### Task prompt
Keep only the lines of the data below that contain "result", and copy them.

### The records

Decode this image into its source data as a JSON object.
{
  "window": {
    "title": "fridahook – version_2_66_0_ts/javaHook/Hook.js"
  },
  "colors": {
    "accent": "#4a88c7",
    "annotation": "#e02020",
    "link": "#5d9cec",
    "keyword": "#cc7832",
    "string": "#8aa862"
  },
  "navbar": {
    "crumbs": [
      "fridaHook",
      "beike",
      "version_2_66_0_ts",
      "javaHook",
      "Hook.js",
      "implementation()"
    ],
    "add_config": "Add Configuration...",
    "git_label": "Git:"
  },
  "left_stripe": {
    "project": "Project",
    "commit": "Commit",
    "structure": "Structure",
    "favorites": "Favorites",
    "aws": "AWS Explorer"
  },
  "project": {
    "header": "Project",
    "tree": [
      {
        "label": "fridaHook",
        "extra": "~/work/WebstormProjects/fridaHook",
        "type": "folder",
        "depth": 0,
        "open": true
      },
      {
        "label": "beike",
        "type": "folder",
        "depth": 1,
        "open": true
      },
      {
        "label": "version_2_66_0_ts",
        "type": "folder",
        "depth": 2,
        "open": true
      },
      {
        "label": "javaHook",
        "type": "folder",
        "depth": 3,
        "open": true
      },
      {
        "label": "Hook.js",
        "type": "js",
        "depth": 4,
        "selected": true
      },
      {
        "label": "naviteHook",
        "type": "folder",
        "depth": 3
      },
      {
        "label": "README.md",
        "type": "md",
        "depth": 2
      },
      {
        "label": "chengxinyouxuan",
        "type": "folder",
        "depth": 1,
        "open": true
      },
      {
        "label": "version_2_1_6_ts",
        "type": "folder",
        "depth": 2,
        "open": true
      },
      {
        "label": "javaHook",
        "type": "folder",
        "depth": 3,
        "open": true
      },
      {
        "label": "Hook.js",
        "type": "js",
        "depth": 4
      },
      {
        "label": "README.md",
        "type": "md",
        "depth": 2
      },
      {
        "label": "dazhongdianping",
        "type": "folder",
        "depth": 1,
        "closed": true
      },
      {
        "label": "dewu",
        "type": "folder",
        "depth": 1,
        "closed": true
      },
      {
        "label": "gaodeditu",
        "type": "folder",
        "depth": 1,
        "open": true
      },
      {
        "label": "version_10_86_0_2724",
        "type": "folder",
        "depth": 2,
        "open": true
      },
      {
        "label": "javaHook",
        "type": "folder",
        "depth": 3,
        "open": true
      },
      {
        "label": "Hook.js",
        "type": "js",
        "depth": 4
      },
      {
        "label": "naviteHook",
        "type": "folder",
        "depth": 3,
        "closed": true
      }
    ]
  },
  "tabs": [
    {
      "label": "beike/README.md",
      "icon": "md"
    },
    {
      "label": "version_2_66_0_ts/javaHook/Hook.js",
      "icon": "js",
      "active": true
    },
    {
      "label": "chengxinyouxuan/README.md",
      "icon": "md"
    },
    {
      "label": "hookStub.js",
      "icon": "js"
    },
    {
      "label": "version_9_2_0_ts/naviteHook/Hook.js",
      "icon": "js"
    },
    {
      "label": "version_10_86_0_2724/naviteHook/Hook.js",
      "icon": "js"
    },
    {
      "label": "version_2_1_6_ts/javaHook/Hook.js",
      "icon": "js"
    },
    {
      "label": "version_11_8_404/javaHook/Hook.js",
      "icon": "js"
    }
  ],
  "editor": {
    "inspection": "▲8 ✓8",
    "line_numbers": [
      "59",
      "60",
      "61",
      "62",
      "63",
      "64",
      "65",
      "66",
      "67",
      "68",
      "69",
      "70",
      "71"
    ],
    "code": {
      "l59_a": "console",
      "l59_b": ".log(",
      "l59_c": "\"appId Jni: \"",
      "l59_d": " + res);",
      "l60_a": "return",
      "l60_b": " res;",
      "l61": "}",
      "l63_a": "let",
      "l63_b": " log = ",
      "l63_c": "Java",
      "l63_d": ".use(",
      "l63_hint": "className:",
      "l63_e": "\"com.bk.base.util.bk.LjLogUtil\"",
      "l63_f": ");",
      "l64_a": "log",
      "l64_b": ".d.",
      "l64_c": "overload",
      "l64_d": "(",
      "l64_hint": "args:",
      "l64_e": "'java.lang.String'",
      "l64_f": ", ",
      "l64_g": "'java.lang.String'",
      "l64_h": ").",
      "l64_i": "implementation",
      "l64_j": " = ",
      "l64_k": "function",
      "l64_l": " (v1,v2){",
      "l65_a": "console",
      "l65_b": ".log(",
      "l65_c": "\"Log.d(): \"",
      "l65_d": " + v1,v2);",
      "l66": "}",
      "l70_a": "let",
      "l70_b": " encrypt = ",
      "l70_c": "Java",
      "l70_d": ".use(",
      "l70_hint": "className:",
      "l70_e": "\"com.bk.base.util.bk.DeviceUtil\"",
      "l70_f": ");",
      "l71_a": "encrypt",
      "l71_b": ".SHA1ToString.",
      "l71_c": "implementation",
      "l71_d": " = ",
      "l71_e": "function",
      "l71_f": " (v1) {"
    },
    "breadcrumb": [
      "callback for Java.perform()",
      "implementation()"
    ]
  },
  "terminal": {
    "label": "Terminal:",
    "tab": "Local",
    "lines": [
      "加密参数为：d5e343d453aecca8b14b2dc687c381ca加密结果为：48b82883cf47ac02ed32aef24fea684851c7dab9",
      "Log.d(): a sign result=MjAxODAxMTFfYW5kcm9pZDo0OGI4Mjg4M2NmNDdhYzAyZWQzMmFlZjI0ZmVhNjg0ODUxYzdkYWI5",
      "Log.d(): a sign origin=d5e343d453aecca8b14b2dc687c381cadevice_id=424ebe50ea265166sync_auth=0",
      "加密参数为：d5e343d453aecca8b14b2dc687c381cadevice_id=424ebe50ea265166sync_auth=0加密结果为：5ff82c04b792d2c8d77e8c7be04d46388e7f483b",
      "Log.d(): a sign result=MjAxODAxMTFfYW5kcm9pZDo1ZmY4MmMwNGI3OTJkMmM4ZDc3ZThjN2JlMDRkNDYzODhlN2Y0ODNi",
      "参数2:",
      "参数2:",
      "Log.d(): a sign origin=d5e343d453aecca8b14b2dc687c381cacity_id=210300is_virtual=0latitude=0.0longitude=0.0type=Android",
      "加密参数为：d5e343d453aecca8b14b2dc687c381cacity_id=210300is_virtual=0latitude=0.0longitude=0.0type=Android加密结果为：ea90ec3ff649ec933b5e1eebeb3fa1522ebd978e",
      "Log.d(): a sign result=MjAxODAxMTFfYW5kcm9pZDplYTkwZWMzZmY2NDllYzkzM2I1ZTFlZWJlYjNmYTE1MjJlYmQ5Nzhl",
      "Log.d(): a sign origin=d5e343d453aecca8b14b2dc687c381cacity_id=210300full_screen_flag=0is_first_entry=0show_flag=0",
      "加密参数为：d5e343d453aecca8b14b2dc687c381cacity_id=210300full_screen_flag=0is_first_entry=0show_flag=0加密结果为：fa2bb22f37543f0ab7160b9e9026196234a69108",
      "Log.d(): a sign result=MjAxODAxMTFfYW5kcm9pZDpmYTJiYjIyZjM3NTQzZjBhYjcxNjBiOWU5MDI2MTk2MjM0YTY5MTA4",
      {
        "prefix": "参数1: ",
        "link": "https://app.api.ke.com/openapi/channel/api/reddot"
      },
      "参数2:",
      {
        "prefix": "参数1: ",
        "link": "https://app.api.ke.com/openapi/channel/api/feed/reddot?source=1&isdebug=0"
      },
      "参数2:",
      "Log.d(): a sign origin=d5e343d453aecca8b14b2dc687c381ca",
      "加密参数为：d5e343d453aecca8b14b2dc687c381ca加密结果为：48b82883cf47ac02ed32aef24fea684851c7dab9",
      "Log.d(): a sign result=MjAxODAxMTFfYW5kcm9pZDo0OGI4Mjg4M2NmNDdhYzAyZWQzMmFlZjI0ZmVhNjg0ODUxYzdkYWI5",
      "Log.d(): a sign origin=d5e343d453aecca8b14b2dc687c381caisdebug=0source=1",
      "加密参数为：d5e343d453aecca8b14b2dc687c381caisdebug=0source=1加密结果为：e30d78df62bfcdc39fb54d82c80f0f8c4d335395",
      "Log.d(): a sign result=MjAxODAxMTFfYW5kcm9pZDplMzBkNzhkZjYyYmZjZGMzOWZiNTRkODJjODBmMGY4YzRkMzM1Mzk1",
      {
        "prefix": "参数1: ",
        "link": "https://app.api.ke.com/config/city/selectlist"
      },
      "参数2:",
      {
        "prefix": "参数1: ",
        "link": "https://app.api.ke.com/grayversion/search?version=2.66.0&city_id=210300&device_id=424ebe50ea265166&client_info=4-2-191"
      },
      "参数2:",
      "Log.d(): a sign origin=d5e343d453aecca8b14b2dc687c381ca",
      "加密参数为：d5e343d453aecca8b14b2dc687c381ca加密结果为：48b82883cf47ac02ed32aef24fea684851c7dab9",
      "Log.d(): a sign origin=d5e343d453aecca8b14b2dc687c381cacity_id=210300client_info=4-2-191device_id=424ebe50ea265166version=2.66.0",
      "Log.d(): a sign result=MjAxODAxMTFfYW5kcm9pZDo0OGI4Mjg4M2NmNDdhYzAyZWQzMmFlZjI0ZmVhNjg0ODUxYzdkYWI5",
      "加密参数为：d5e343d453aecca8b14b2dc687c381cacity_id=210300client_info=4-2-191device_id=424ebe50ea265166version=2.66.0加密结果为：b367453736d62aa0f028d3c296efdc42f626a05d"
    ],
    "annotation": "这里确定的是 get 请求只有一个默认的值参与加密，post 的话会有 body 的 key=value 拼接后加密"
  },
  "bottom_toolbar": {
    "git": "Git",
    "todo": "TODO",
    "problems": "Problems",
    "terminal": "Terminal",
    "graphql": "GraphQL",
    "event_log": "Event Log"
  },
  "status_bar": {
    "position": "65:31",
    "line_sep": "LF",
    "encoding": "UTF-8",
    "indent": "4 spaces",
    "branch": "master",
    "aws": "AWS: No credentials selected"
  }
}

### Reply
      "Log.d(): a sign result=MjAxODAxMTFfYW5kcm9pZDo0OGI4Mjg4M2NmNDdhYzAyZWQzMmFlZjI0ZmVhNjg0ODUxYzdkYWI5",
      "Log.d(): a sign result=MjAxODAxMTFfYW5kcm9pZDo1ZmY4MmMwNGI3OTJkMmM4ZDc3ZThjN2JlMDRkNDYzODhlN2Y0ODNi",
      "Log.d(): a sign result=MjAxODAxMTFfYW5kcm9pZDplYTkwZWMzZmY2NDllYzkzM2I1ZTFlZWJlYjNmYTE1MjJlYmQ5Nzhl",
      "Log.d(): a sign result=MjAxODAxMTFfYW5kcm9pZDpmYTJiYjIyZjM3NTQzZjBhYjcxNjBiOWU5MDI2MTk2MjM0YTY5MTA4",
      "Log.d(): a sign result=MjAxODAxMTFfYW5kcm9pZDo0OGI4Mjg4M2NmNDdhYzAyZWQzMmFlZjI0ZmVhNjg0ODUxYzdkYWI5",
      "Log.d(): a sign result=MjAxODAxMTFfYW5kcm9pZDplMzBkNzhkZjYyYmZjZGMzOWZiNTRkODJjODBmMGY4YzRkMzM1Mzk1",
      "Log.d(): a sign result=MjAxODAxMTFfYW5kcm9pZDo0OGI4Mjg4M2NmNDdhYzAyZWQzMmFlZjI0ZmVhNjg0ODUxYzdkYWI5",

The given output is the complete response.